Why Women Have ‘Mercy Sex’ When Only Their SO Is In The Mood

by Sheena Sharma
Milles Studio

Have you ever felt pressured into having "mercy sex?" I totally have. And we're not alone.

First off, let's define "mercy sex." Urban Dictionary says it's "sex, coital or oral, given to a guy for comfort reasons rather than because of desire or love."

In other words, it's when you're not really DTF, but kind of just give in and have sex with your partner anyway.

A new survey from the American Sexual Health Association of 2,500 women, aged 21 to 50, reveals that 81 percent of women have had sex with their partner even if they aren't in the mood.

That's a huge chunk of women. This is a huge epidemic because, well, no one should ever have to do something they aren't comfortable doing, especially when it comes to any version of intimacy.

So why do women have sex when they don't want to?

The Real Reasons Women Have Mercy Sex

I personally have done it because despite not being horny, I also didn't want to piss off a horny guy I was spending time with.
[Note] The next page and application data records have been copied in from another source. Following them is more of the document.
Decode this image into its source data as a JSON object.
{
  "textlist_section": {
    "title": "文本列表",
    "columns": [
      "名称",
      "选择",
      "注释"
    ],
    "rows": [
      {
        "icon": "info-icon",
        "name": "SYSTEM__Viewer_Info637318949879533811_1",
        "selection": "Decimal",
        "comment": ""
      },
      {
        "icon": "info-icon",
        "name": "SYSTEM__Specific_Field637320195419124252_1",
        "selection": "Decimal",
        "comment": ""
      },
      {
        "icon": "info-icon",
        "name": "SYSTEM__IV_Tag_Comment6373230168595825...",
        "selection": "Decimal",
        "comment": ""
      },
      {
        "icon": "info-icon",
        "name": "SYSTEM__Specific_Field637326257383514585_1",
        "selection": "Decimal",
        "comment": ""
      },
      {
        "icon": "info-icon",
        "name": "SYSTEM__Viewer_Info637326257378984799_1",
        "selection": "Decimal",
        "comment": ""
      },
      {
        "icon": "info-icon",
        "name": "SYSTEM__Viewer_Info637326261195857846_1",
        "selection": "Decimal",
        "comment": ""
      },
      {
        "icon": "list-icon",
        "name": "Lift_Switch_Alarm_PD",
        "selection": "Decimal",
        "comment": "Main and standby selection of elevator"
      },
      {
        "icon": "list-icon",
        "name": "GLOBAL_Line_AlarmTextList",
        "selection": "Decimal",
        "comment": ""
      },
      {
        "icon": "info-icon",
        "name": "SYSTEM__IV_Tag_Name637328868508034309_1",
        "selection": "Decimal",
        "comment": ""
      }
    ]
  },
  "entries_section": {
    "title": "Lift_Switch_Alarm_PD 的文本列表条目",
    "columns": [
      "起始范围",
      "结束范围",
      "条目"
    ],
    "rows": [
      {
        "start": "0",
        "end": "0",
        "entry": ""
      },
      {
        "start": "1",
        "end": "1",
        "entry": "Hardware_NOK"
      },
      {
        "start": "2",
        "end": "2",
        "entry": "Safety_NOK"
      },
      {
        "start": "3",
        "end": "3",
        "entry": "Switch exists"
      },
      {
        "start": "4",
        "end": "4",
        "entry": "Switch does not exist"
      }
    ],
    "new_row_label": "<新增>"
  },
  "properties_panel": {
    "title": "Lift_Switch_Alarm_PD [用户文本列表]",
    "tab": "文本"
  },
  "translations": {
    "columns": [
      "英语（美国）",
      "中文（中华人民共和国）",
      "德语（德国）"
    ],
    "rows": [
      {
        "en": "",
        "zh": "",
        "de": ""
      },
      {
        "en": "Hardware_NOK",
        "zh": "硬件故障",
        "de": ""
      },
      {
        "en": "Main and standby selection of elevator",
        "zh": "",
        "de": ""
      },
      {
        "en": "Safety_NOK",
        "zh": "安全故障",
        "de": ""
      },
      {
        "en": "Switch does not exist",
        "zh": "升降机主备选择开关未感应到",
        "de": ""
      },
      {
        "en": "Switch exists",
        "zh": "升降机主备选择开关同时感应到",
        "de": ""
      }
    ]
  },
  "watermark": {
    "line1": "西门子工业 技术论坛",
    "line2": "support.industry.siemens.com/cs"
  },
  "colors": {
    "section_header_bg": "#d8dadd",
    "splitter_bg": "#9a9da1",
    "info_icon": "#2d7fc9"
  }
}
Leah S. Millheiser, MD, FACOG, IF, clinical assistant professor of OB-GYN and director of the Female Sexual Medicine Program at Stanford University Medical Center explains women also have mercy sex when their sexual desire is low.

Low libido is caused by a number of psychological and biological reasons. One of the most obvious reasons a woman wouldn't want to have sex with her partner is because she's angry with him, regardless of how horny she is. In such a situation, emotion can trump sexual desires.
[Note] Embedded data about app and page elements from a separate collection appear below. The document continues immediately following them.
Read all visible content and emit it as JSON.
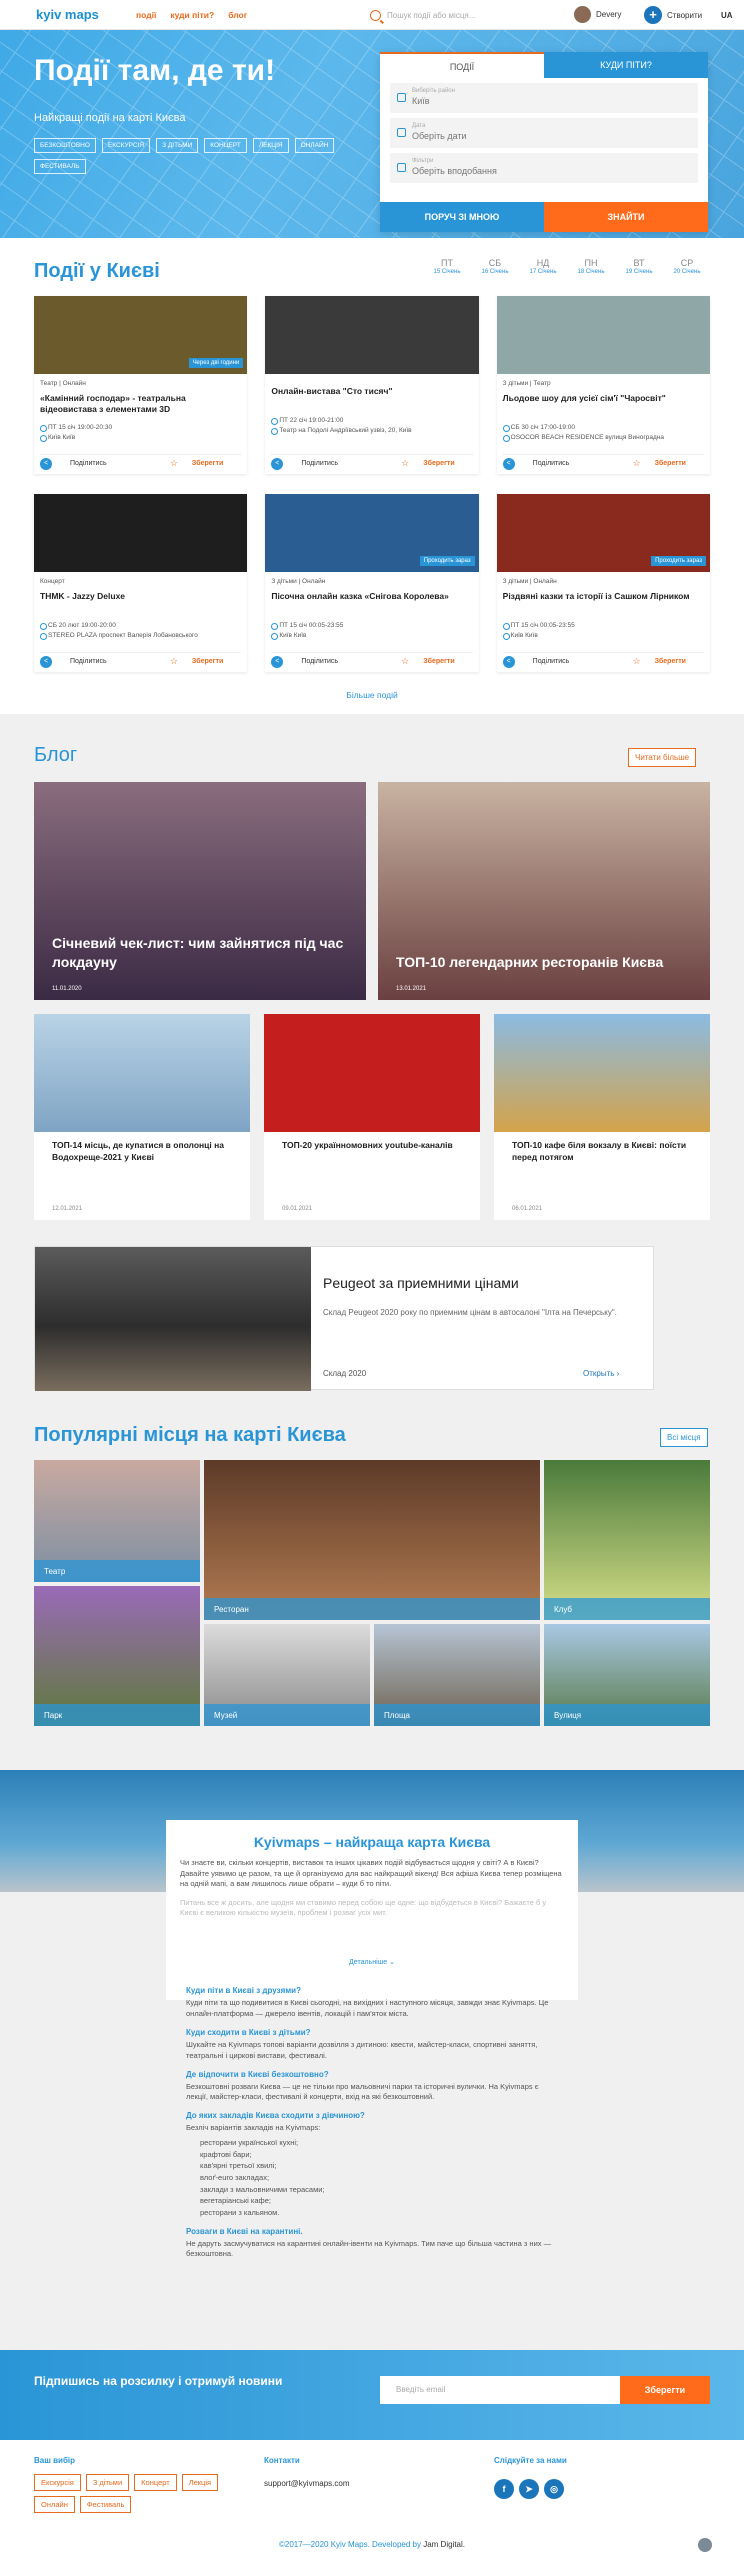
{
  "header": {
    "logo": "kyiv maps",
    "nav": [
      "події",
      "куди піти?",
      "блог"
    ],
    "search_placeholder": "Пошук події або місця...",
    "user_name": "Devery",
    "create_label": "Створити",
    "language": "UA"
  },
  "hero": {
    "title": "Події там, де ти!",
    "subtitle": "Найкращі події на карті Києва",
    "tags": [
      "безкоштовно",
      "екскурсія",
      "з дітьми",
      "концерт",
      "лекція",
      "онлайн",
      "фестиваль"
    ]
  },
  "search_box": {
    "tabs": [
      "ПОДІЇ",
      "КУДИ ПІТИ?"
    ],
    "fields": [
      {
        "label": "Виберіть район",
        "value": "Київ"
      },
      {
        "label": "Дата",
        "value": "Оберіть дати"
      },
      {
        "label": "Фільтри",
        "value": "Оберіть вподобання"
      }
    ],
    "nearby_button": "ПОРУЧ ЗІ МНОЮ",
    "find_button": "ЗНАЙТИ"
  },
  "events": {
    "title": "Події у Києві",
    "days": [
      {
        "name": "ПТ",
        "date": "15 Січень"
      },
      {
        "name": "СБ",
        "date": "16 Січень"
      },
      {
        "name": "НД",
        "date": "17 Січень"
      },
      {
        "name": "ПН",
        "date": "18 Січень"
      },
      {
        "name": "ВТ",
        "date": "19 Січень"
      },
      {
        "name": "СР",
        "date": "20 Січень"
      }
    ],
    "cards": [
      {
        "category": "Театр | Онлайн",
        "title": "«Камінний господар» - театральна відеовистава з елементами 3D",
        "date": "ПТ 15 січ 19:00-20:30",
        "place": "Київ Київ",
        "badge": "Через дві години",
        "color": "#6b5a2c"
      },
      {
        "category": "",
        "title": "Онлайн-вистава \"Сто тисяч\"",
        "date": "ПТ 22 січ 19:00-21:00",
        "place": "Театр на Подолі Андріївський узвіз, 20, Київ",
        "badge": "",
        "color": "#3a3a3a"
      },
      {
        "category": "З дітьми | Театр",
        "title": "Льодове шоу для усієї сім'ї \"Чаросвіт\"",
        "date": "СБ 30 січ 17:00-19:00",
        "place": "OSOCOR BEACH RESIDENCE вулиця Виноградна",
        "badge": "",
        "color": "#8fa7a6"
      },
      {
        "category": "Концерт",
        "title": "THMK - Jazzy Deluxe",
        "date": "СБ 20 лют 19:00-20:00",
        "place": "STEREO PLAZA проспект Валерія Лобановського",
        "badge": "",
        "color": "#1e1e1e"
      },
      {
        "category": "З дітьми | Онлайн",
        "title": "Пісочна онлайн казка «Снігова Королева»",
        "date": "ПТ 15 січ 00:05-23:55",
        "place": "Київ Київ",
        "badge": "Проходить зараз",
        "color": "#2a5e93"
      },
      {
        "category": "З дітьми | Онлайн",
        "title": "Різдвяні казки та історії із Сашком Лірником",
        "date": "ПТ 15 січ 00:05-23:55",
        "place": "Київ Київ",
        "badge": "Проходить зараз",
        "color": "#8a2a1e"
      }
    ],
    "share_label": "Поділитись",
    "save_label": "Зберегти",
    "more_label": "Більше подій"
  },
  "blog": {
    "title": "Блог",
    "read_more": "Читати більше",
    "posts": [
      {
        "title": "Січневий чек-лист: чим зайнятися під час локдауну",
        "date": "11.01.2020",
        "color": "#5c4a63"
      },
      {
        "title": "ТОП-10 легендарних ресторанів Києва",
        "date": "13.01.2021",
        "color": "#7a5a5a"
      },
      {
        "title": "ТОП-14 місць, де купатися в ополонці на Водохреще-2021 у Києві",
        "date": "12.01.2021",
        "color": "#7fa4c4"
      },
      {
        "title": "ТОП-20 українномовних youtube-каналів",
        "date": "09.01.2021",
        "color": "#c41e1e"
      },
      {
        "title": "ТОП-10 кафе біля вокзалу в Києві: поїсти перед потягом",
        "date": "06.01.2021",
        "color": "#6aa0cc"
      }
    ]
  },
  "ad": {
    "title": "Peugeot за приемними цінами",
    "text": "Склад Peugeot 2020 року по приемним цінам в автосалоні \"Ілта на Печерську\".",
    "source": "Склад 2020",
    "open": "Открыть"
  },
  "popular": {
    "title": "Популярні місця на карті Києва",
    "all": "Всі місця",
    "places": [
      "Театр",
      "Ресторан",
      "Клуб",
      "Парк",
      "Музей",
      "Площа",
      "Вулиця"
    ]
  },
  "about": {
    "title": "Kyivmaps – найкраща карта Києва",
    "intro": "Чи знаєте ви, скільки концертів, виставок та інших цікавих подій відбувається щодня у світі? А в Києві? Давайте уявимо це разом, та ще й організуємо для вас найкращий вікенд! Вся афіша Києва тепер розміщена на одній мапі, а вам лишилось лише обрати – куди б то піти.",
    "faded": "Питань все ж досить, але щодня ми ставимо перед собою ще одне: що відбудеться в Києві? Бажаєте б у Києві є великою кількістю музеїв, проблем і розваг усіх мит.",
    "details": "Детальніше",
    "faq": [
      {
        "q": "Куди піти в Києві з друзями?",
        "a": "Куди піти та що подивитися в Києві сьогодні, на вихідних і наступного місяця, завжди знає Kyivmaps. Це онлайн-платформа — джерело івентів, локацій і пам'яток міста."
      },
      {
        "q": "Куди сходити в Києві з дітьми?",
        "a": "Шукайте на Kyivmaps топові варіанти дозвілля з дитиною: квести, майстер-класи, спортивні заняття, театральні і циркові вистави, фестивалі."
      },
      {
        "q": "Де відпочити в Києві безкоштовно?",
        "a": "Безкоштовні розваги Києва — це не тільки про мальовничі парки та історичні вулички. На Kyivmaps є лекції, майстер-класи, фестивалі й концерти, вхід на які безкоштовний."
      },
      {
        "q": "До яких закладів Києва сходити з дівчиною?",
        "a": "Безліч варіантів закладів на Kyivmaps:"
      }
    ],
    "list": [
      "ресторани української кухні;",
      "крафтові бари;",
      "кав'ярні третьої хвилі;",
      "влоґ-euro закладах;",
      "заклади з мальовничими терасами;",
      "вегетаріанські кафе;",
      "ресторани з кальяном."
    ],
    "last_q": "Розваги в Києві на карантині.",
    "last_a": "Не даруть засмучуватися на карантині онлайн-івенти на Kyivmaps. Тим паче що більша частина з них — безкоштовна."
  },
  "newsletter": {
    "title": "Підпишись на розсилку і отримуй новини",
    "placeholder": "Введіть email",
    "button": "Зберегти"
  },
  "footer": {
    "choice_title": "Ваш вибір",
    "chips": [
      "Екскурсія",
      "З дітьми",
      "Концерт",
      "Лекція",
      "Онлайн",
      "Фестиваль"
    ],
    "contacts_title": "Контакти",
    "email": "support@kyivmaps.com",
    "follow_title": "Слідкуйте за нами",
    "copyright": "©2017—2020 Kyiv Maps. Developed by",
    "developer": "Jam Digital."
  }
}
WebMD also cites body image issues from the media as a reason we don't feel comfortable having sex. It's hard to see a woman with a perfect body plastered on every magazine cover and building and not feel un-sexy.

Women are also more likely to feel sex is "routine" if they're in a long-term relationship or married with kids. Regarding a woman losing sexual desire, Ruth Morehouse, Ph.D., co-director of the Marriage & Family Health Center, told Oprah Magazine, "When two people have been together for a long time, sex often gets routine and stops feeling personal."

Dr. Millheiser, on the other hand, notes women feel pressured into having sex with their partners just to appease their needs: "They often see the end result of increased intimacy with their partner, making their partner feel good or feeling good themselves as an incentive to engage in a sexual act."

But if a woman regularly has sexual concerns that are causing strain on her personal and romantic life, she may have FSD, female sexual dysfunction, says Dr. Millheiser.

How Women Can Stop Having Mercy Sex

Dr. Millheiser suggests four main things a woman can do to avoid being put in a situation where she feels like she needs to have sex with her partner even if she doesn't want to.

1. Choose the right time to bring up sexual concerns.

Dr. Millheiser advises setting a specific date and time to have a talk: "You want to give both yourself and your partner enough time to hear and be heard without any distractions."

2. Don't rush the conversation.

You and your partner will most likely both have a lot to say, Dr. Millheiser says. So if you find yourself having a series of talks, don't be scared off from the topic.

3. Be supportive.

Dr. Millheiser says that although only the female experiences FSD first-hand, it affects both partners. You and your partner should both be equally open and willing to listen to one another.

4. Seek outside help.

A woman shouldn't stop at being open with just her partner. Dr. Millheiser says women should be as open and honest with their healthcare providers as possible, as well.

Women should be as open and honest with their healthcare providers about their sex lives as possible.

"A therapist can help create an environment where both you and your partner may feel more comfortable sharing feelings and coming up with solutions," Dr. Millheiser says.

This is important to keep in mind in the event that you and your partner are shy, or feel like you're going through sexual miscommunication alone.

Dr. Millheiser also suggests checking out Find My Spark, a site that includes tips for how to help you start a conversation with your doctor if you're finding yourself having mercy sex.

Because sex should always be something you want to do, not something you feel like you have to do.